**EXERCISE DIRECTIONS**: All lines containing the string "darkness" must be copied from the entries.

Dataset rows describing interfaces

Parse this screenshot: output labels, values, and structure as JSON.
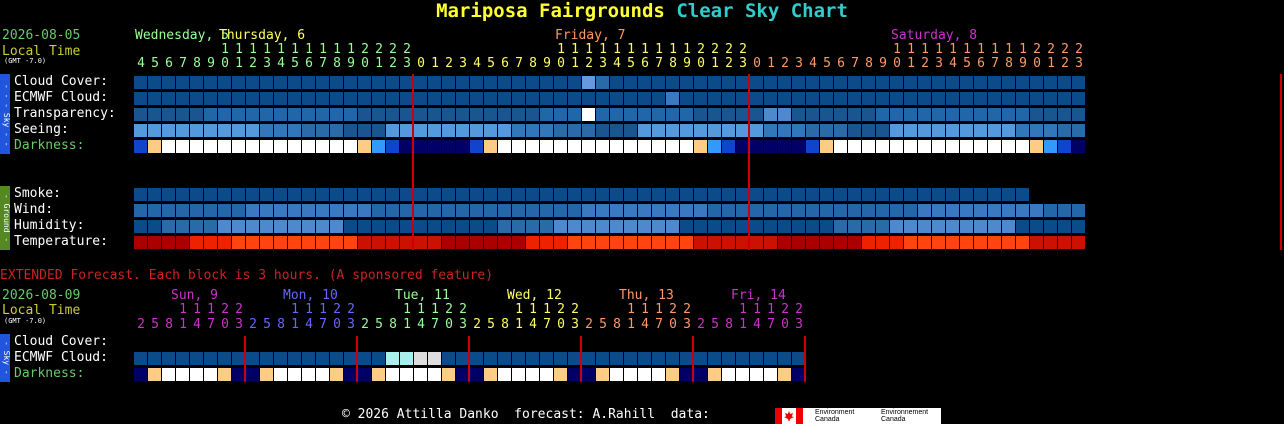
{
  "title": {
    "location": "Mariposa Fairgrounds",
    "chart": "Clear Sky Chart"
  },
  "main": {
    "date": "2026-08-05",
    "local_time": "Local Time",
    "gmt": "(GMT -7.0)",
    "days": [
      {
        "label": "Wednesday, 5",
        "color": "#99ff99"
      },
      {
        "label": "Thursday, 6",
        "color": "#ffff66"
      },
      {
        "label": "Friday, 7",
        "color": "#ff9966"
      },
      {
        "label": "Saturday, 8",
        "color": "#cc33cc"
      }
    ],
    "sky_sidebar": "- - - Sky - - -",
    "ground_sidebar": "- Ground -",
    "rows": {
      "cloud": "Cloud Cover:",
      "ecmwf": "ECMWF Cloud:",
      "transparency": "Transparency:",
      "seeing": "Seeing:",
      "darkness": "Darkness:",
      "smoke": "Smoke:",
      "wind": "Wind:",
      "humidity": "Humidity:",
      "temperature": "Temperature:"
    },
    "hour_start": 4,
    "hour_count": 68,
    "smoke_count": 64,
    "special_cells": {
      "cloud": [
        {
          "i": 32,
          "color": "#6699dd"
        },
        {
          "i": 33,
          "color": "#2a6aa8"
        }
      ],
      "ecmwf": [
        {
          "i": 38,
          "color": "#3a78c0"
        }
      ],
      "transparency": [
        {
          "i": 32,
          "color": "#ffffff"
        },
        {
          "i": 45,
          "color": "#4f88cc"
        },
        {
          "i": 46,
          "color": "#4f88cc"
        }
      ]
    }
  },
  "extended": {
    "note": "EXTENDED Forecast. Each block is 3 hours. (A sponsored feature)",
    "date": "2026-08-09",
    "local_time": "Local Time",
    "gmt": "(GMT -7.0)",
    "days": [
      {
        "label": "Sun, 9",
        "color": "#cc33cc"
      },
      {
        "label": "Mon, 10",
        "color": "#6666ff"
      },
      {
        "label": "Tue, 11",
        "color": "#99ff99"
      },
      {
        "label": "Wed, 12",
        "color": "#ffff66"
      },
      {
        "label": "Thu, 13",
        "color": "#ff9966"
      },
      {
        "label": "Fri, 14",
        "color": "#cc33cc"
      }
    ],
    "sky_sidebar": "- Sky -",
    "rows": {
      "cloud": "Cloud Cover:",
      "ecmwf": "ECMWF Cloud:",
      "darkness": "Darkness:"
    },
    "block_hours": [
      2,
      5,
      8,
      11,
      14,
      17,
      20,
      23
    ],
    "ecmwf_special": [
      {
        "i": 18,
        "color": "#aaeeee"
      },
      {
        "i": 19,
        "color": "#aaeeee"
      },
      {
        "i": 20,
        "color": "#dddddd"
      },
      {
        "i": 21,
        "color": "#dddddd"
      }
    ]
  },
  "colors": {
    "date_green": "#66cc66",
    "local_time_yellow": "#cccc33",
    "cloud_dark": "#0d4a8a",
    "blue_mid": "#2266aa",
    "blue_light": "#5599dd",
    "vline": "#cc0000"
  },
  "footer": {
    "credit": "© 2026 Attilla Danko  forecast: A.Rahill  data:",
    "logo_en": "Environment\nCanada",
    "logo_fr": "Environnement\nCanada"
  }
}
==
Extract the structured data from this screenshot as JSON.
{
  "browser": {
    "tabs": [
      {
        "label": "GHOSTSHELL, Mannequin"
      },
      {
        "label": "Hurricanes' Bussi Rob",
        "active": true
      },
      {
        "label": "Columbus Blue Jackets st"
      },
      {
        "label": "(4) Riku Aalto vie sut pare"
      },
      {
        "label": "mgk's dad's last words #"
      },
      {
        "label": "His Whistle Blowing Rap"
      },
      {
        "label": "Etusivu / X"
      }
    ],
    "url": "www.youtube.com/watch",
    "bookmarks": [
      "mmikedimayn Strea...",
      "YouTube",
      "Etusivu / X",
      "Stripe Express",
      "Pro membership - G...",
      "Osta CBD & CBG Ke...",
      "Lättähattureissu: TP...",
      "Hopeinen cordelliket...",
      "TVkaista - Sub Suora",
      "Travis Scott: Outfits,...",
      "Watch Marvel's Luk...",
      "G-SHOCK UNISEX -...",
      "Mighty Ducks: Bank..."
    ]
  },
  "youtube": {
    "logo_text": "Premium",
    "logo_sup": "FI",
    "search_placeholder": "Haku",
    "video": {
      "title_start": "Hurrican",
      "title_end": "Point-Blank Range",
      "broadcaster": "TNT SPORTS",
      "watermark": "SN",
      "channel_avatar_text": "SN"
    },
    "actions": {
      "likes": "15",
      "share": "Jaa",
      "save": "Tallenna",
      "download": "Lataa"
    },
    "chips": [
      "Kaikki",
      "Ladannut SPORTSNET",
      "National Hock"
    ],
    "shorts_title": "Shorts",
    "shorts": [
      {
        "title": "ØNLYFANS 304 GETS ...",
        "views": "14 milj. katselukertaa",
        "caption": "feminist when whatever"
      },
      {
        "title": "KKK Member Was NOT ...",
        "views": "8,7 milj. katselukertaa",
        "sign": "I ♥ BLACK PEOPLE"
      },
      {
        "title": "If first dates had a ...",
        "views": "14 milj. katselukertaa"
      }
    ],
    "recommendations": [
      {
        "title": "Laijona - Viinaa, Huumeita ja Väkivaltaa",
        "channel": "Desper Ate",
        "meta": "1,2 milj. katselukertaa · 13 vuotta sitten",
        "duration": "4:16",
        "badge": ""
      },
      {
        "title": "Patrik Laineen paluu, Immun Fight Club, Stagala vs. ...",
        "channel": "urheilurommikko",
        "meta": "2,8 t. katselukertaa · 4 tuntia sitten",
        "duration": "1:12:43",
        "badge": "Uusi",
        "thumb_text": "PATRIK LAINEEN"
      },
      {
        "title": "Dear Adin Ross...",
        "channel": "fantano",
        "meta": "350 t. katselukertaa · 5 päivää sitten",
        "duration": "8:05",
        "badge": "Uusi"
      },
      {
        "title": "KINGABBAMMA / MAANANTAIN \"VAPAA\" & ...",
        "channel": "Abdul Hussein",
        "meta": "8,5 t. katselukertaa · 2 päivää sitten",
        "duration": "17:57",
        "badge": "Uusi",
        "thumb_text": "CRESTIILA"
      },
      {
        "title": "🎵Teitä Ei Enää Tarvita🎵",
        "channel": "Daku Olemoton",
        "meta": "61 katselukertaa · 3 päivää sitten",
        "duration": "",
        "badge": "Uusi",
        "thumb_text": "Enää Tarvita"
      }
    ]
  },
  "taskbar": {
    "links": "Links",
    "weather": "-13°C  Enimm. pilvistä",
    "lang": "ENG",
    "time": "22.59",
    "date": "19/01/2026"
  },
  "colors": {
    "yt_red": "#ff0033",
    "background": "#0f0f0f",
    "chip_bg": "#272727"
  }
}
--
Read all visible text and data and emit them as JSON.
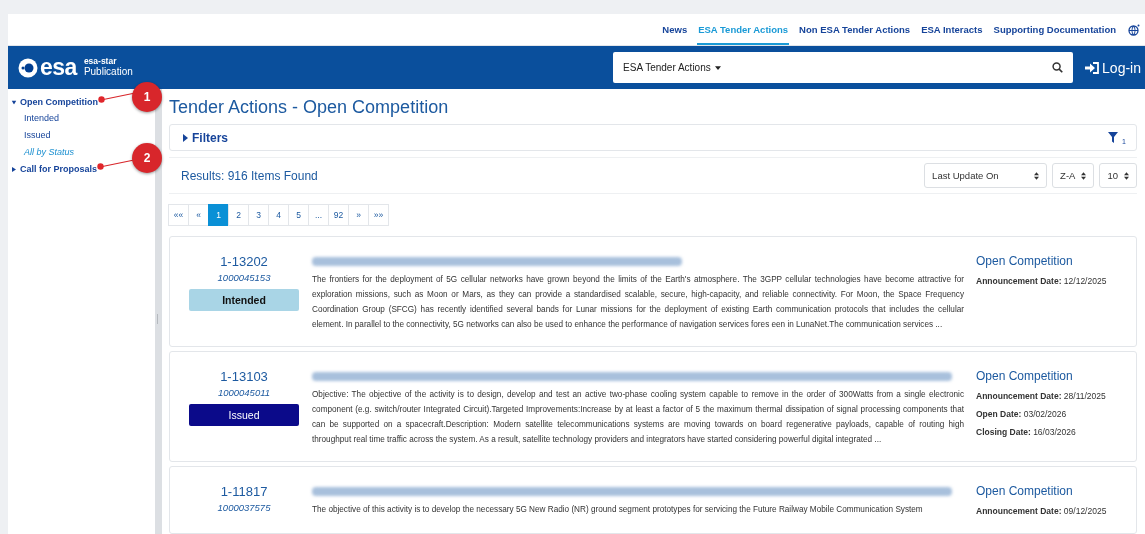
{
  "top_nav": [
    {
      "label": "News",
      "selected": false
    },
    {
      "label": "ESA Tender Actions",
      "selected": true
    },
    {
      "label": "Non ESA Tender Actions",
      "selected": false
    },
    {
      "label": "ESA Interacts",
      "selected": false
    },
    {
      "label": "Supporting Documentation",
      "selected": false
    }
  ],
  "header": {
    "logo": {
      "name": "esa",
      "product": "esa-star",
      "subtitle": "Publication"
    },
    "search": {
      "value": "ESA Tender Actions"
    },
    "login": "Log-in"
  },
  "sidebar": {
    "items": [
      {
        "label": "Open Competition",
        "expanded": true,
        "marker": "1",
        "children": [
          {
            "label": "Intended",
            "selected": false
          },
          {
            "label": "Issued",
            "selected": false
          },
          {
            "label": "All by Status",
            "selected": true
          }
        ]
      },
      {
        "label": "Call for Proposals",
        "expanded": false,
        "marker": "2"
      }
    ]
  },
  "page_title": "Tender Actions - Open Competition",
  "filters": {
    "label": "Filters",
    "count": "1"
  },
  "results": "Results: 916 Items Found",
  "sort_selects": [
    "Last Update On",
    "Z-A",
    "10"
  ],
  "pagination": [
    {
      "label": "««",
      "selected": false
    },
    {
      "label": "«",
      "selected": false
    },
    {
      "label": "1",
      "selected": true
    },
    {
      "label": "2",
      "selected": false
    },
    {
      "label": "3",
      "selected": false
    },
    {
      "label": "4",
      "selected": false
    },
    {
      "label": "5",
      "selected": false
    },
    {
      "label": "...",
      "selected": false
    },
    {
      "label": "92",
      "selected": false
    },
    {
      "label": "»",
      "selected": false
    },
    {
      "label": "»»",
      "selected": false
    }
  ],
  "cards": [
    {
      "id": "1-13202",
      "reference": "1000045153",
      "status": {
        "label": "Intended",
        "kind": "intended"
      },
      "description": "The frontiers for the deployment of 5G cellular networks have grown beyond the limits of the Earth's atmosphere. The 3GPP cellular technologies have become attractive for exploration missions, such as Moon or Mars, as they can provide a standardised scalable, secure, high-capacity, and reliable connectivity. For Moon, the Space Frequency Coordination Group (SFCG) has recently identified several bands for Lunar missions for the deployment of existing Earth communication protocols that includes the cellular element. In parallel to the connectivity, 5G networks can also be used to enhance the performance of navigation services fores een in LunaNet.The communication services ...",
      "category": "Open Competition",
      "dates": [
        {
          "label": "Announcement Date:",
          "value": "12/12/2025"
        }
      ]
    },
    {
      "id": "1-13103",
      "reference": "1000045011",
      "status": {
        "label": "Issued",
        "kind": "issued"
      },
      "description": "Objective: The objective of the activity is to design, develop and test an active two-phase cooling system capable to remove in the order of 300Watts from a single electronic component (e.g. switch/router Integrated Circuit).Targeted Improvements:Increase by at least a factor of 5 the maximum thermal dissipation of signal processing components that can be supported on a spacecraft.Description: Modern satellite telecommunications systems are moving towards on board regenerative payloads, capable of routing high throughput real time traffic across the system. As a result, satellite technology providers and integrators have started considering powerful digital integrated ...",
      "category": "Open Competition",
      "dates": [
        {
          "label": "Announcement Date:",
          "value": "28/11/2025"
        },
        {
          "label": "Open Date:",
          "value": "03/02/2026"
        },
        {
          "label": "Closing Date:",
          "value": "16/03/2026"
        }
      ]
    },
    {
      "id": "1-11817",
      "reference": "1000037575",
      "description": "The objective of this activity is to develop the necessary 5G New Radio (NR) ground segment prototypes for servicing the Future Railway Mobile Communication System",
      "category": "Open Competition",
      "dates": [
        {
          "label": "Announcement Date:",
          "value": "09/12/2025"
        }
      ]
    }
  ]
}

**FINAL ANSWER**:
      "darkness": "Darkness:",
      "darkness": "Darkness:"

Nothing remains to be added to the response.